I was pretty happy with the difficulty as well, although I did adjust it to be a little harder because I had so many people playing. (I basically just gave monsters more hit points so the fights wouldn’t all be over in one round.) We didn’t use a grid for the first big fight and regretted it—and the second big fight was definitely better for using the grid! I don’t want to spoil any of the fun surprises of the module, but there was one monster I particularly loved that had distinct stages depending on how much of its HP you’d whittled down, almost like a boss fight in a video game. Very fun and creative!
The only things about the module that I didn’t love were due to the nature of playing a one-shot instead of an actual campaign. It worked under the assumption that the PCs wouldn’t be too difficult and didn’t give a lot of thought to planning what to do if they went off script, which is always a risk, especially with more experienced players. There was also some intrigue introduced, but there wasn’t really anywhere to go with it since we only played a single session. That said, I could definitely see Adventure Zone fans continuing to play past the boundaries of the one-shot, leveling up their characters and creating their own alternate universe versions of the PCs (which is a super cool prospect)!

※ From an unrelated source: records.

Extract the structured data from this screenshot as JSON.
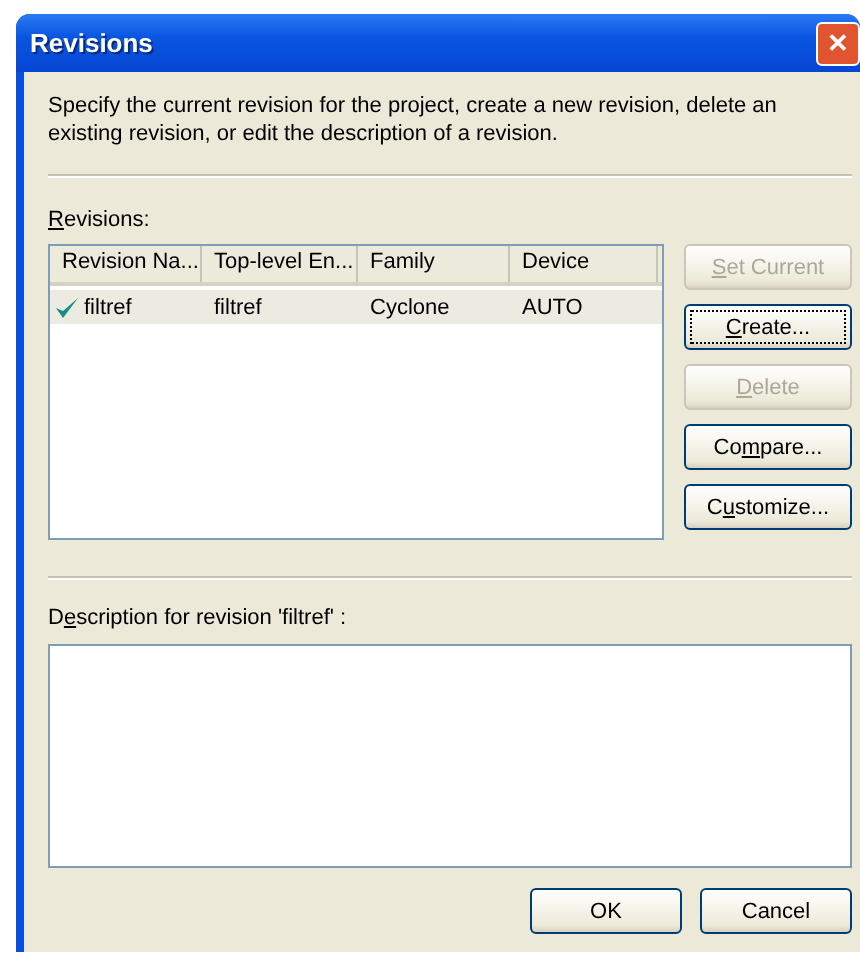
{
  "window": {
    "title": "Revisions",
    "close": "✕"
  },
  "intro": "Specify the current revision for the project, create a new revision, delete an existing revision, or edit the description of a revision.",
  "revisions_label": {
    "key": "R",
    "rest": "evisions:"
  },
  "table": {
    "columns": [
      "Revision Na...",
      "Top-level En...",
      "Family",
      "Device"
    ],
    "rows": [
      {
        "cells": [
          "filtref",
          "filtref",
          "Cyclone",
          "AUTO"
        ],
        "current": true,
        "selected": true
      }
    ]
  },
  "side_buttons": [
    {
      "key": "S",
      "rest": "et Current",
      "disabled": true,
      "focused": false
    },
    {
      "key": "C",
      "rest": "reate...",
      "disabled": false,
      "focused": true
    },
    {
      "key": "D",
      "rest": "elete",
      "disabled": true,
      "focused": false
    },
    {
      "lead": "Co",
      "key": "m",
      "rest": "pare...",
      "disabled": false,
      "focused": false
    },
    {
      "lead": "C",
      "key": "u",
      "rest": "stomize...",
      "disabled": false,
      "focused": false
    }
  ],
  "description_label": {
    "lead": "D",
    "key": "e",
    "rest": "scription for revision 'filtref' :"
  },
  "buttons": [
    "OK",
    "Cancel"
  ]
}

Overall, I’d highly recommend this module! Everyone involved in my game really enjoyed it. It was really fun watching my friends roleplay as my favorite characters from the Adventure Zone, and even as the DM, I got to get in on the fun as the honorary Griffin McElroy of the group. If you’re jumping at the bit to play now, here’s a friendly warning: only the DM should actually read through the module, as reading it will totally spoil the experience for players. So grab your friends, grab your dice and get ready to enter: The Adventure Zone! *cue theme music*